--- DATA SECTION ---
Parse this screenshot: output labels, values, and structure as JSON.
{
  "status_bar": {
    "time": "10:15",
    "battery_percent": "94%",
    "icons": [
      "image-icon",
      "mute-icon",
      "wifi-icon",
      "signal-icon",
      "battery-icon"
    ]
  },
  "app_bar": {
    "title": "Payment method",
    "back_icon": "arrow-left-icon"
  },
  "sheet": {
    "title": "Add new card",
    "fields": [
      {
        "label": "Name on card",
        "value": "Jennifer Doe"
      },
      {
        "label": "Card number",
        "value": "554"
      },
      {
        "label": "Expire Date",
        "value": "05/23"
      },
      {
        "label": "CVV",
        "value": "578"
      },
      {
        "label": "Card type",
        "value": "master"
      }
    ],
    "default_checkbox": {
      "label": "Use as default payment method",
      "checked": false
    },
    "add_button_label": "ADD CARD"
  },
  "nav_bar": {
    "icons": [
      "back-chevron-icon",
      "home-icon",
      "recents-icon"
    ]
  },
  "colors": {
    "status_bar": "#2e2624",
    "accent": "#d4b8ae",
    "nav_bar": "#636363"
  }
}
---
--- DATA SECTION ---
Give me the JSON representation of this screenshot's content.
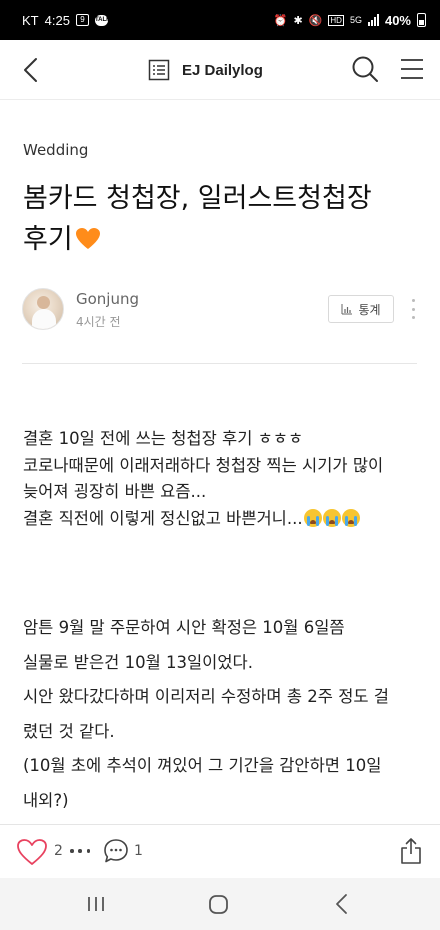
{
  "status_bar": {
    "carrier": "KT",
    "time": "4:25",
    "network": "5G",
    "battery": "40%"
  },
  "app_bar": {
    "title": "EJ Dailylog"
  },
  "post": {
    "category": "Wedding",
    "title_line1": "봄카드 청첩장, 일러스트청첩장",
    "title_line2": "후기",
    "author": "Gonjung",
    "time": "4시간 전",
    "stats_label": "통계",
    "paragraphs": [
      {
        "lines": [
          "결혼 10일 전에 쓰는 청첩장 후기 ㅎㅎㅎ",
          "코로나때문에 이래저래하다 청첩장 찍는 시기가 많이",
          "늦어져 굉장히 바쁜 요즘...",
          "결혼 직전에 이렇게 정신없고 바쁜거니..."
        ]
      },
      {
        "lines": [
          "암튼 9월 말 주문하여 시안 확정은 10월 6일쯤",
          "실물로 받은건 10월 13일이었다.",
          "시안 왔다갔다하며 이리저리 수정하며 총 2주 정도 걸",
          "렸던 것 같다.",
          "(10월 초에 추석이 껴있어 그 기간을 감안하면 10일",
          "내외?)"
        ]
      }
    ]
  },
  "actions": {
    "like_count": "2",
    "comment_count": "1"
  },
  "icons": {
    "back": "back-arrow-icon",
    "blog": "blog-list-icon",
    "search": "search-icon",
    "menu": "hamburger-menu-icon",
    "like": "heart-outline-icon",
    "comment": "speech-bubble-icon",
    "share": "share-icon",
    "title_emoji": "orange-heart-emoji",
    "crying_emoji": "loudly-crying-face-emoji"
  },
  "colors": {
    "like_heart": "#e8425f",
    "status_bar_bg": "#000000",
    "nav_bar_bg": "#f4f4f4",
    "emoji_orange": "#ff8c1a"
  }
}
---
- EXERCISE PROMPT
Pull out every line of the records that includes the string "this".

- OUTPUT OF THE EXERCISE
Parse this screenshot: output labels, values, and structure as JSON.
Give me the JSON representation of this screenshot's content.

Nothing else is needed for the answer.